The latest in “Christploitation” features a relevant cast, capable direction & a message of hope instead of fear.
Maya Angelou’s sole directorial effort Down in the Delta is a powerful and engaging look at a strong-willed family taking control of their destiny.
A look at author Zora Neale Hurston and her lesser known work as an ethnographic filmmaker, studying the daily lives of Black Americans.
While the macabre stop-motion animation of this animated anthology is sweet, its approach to colonialism leaves a bitter taste in the mouth.
Emma Tammi’s directorial debut stumbles a bit in its supernatural aspects, but the horror Western has plenty of creepy atmosphere to spare.
Solid lead performances are little compensation for more feel-good “can’t we all just get along?” Oscar bait.
The Wind director sits down for a podcast interview to talk about her feature debut’s feminist horror deconstruction of the Western.
Chinese auteur Jia Zhangke returns to long-form storytelling with this feature-length tale of the twisted romance between a gangster and his moll.
Initially faithful to the source material, Kevin Kolsch and Dennis Widmyer’s take on the Stephen King classic goes in a new and creepier direction.
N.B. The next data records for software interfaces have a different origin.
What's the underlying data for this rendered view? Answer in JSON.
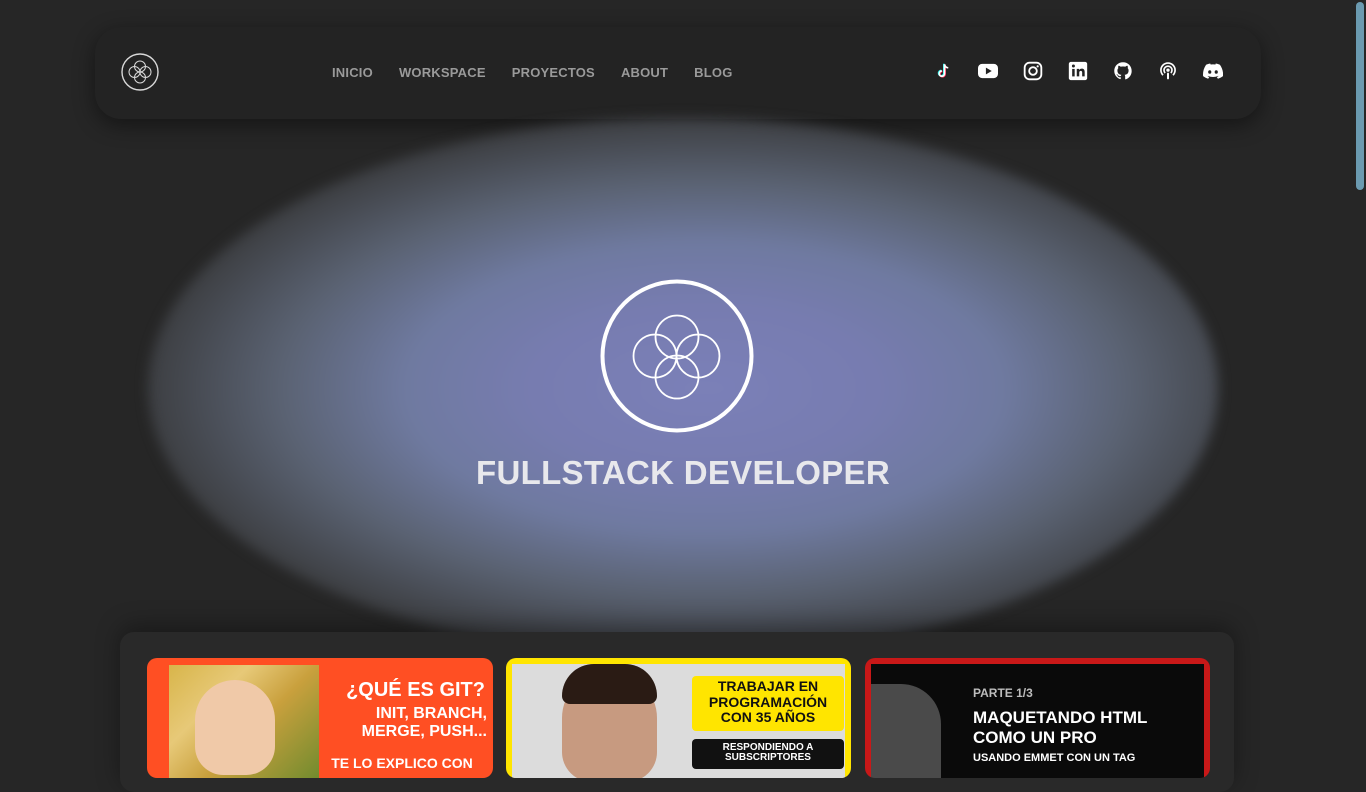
{
  "nav": {
    "links": [
      {
        "label": "INICIO"
      },
      {
        "label": "WORKSPACE"
      },
      {
        "label": "PROYECTOS"
      },
      {
        "label": "ABOUT"
      },
      {
        "label": "BLOG"
      }
    ],
    "socials": [
      "tiktok-icon",
      "youtube-icon",
      "instagram-icon",
      "linkedin-icon",
      "github-icon",
      "podcast-icon",
      "discord-icon"
    ]
  },
  "hero": {
    "title": "FULLSTACK DEVELOPER"
  },
  "cards": [
    {
      "title": "¿QUÉ ES GIT?",
      "subtitle": "INIT, BRANCH, MERGE, PUSH...",
      "cut_text": "TE LO EXPLICO CON"
    },
    {
      "title": "TRABAJAR EN PROGRAMACIÓN CON 35 AÑOS",
      "badge": "RESPONDIENDO A SUBSCRIPTORES"
    },
    {
      "part": "PARTE 1/3",
      "title": "MAQUETANDO HTML COMO UN PRO",
      "subtitle": "USANDO EMMET CON UN TAG"
    }
  ],
  "colors": {
    "background": "#262626",
    "navbar": "#232323",
    "hero_glow": "#7b80b8",
    "card1": "#ff4f23",
    "card2": "#ffe500",
    "card3": "#c81818"
  }
}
Alison Klayman delves deep into the disturbing nihilism of the Breitbart figure in this occasionally uneven, but compelling documentary.
Every artist has their muse, but sometimes that relationship grows toxic and strains – with Tim Burton and Johnny Depp, that moment appears long passed.
Thirty years later, Heathers still inspires discussions about what’s too edgy to depict in movies, and whether a remake can still happen.
Adapting the Topps trading cards to cackling comic life, Tim Burton! offered a twisted alien invasion alternative to Independence Day.
RELAXER’s director sits down to talk about video games and the horrors of Y2K.
While it doesn’t reach the heights of Pete’s Dragon, Tim Burton’s remake has its fair share of charms, and takes a few digs at the House of Mouse.
While it’s long, languorous and more than a little dreamlike, László Nemes’ latest paints another sumptuous world of woe.
Virginia Gardner plays a lonely woman on a mission to save the world in A.T. White’s gripping, inscrutable essay on loss.
Recounting the tale of the men who hunted down Bonnie and Clyde, The Highwaymen is far too trite and hokey for its own good.